Fannie and Freddie have long been regarded by financial managers as very stable institutions. Therefore conservative retirement managers found these bonds attractive. However, Fannie and Freddie would have gone under in the last few weeks without government intervention. Retirement funds around the nation would have taken the hit.

Each year JPL and Caltech infuse about $500 million into the local economy in salary and compensation to employees. Their retirees continue to reside in the region and continue to spend their retirement funds in the local economy. They buy products from the local butchers, bakers and candlestick makers. If these monies are lost due to bankruptcy our whole community loses.

If the revised "bailout" legislation has provisions to help the homeowners who were victims of the predatory lending practices of firms like Countrywide, and if it permits democratic ownership and governance of the financial institutions that are going bankrupt and being bailed out by taxpayers, then, spending tax dollars is not just the responsible thing to do it is the only thing.


As for those who once managed and owned firms like Countrywide, my best hope is that they will spend a long time at Leavenworth "making little ones out of big ones," but let's settle that score later.

Robert M. Nelson

Robert M. Nelson is a Democratic Party activist and a senior research scientist at the Jet Propulsion Laboratory in La Canada Flintridge.

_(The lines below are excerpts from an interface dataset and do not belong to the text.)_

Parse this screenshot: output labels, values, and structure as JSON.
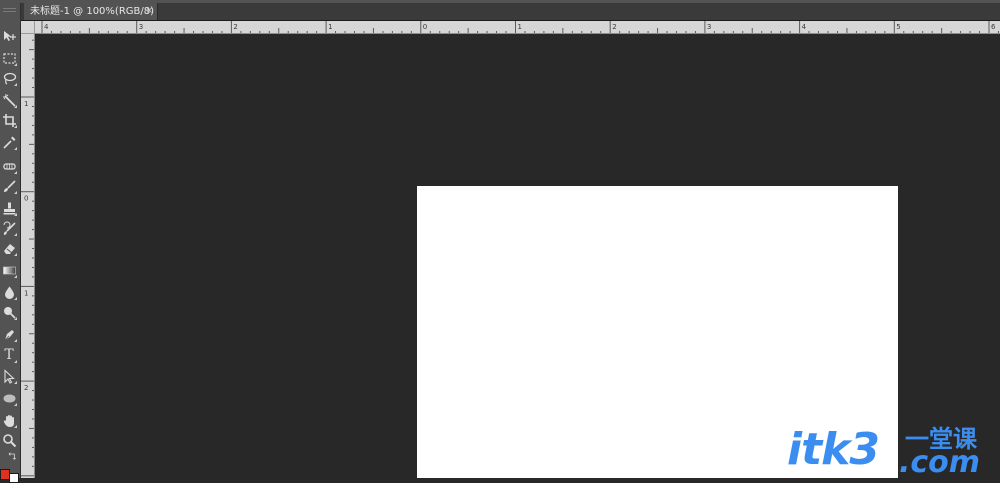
{
  "document": {
    "tab_title": "未标题-1 @ 100%(RGB/8)",
    "close_glyph": "×"
  },
  "toolbox": {
    "tools": [
      {
        "icon": "move-tool-icon"
      },
      {
        "icon": "marquee-tool-icon"
      },
      {
        "icon": "lasso-tool-icon"
      },
      {
        "icon": "magic-wand-tool-icon"
      },
      {
        "icon": "crop-tool-icon"
      },
      {
        "icon": "eyedropper-tool-icon"
      },
      {
        "icon": "spot-healing-tool-icon"
      },
      {
        "icon": "brush-tool-icon"
      },
      {
        "icon": "clone-stamp-tool-icon"
      },
      {
        "icon": "history-brush-tool-icon"
      },
      {
        "icon": "eraser-tool-icon"
      },
      {
        "icon": "gradient-tool-icon"
      },
      {
        "icon": "blur-tool-icon"
      },
      {
        "icon": "dodge-tool-icon"
      },
      {
        "icon": "pen-tool-icon"
      },
      {
        "icon": "type-tool-icon"
      },
      {
        "icon": "path-selection-tool-icon"
      },
      {
        "icon": "ellipse-tool-icon"
      },
      {
        "icon": "hand-tool-icon"
      },
      {
        "icon": "zoom-tool-icon"
      }
    ],
    "foreground_color": "#e0301e",
    "background_color": "#ffffff",
    "type_glyph": "T"
  },
  "rulers": {
    "horizontal_labels": [
      "4",
      "3",
      "2",
      "1",
      "0",
      "1",
      "2",
      "3",
      "4",
      "5",
      "6"
    ],
    "vertical_labels": [
      "1",
      "0",
      "1",
      "2",
      "3"
    ]
  },
  "colors": {
    "workspace": "#282828",
    "ui_panel": "#535353",
    "ruler": "#d6d6d6",
    "artboard": "#ffffff",
    "watermark": "#3b8ef0"
  },
  "watermark": {
    "main": "itk3",
    "sub": "一堂课",
    "dotcom": ".com"
  }
}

Originally published in the Pasadena Star News. Republished with permission of the author.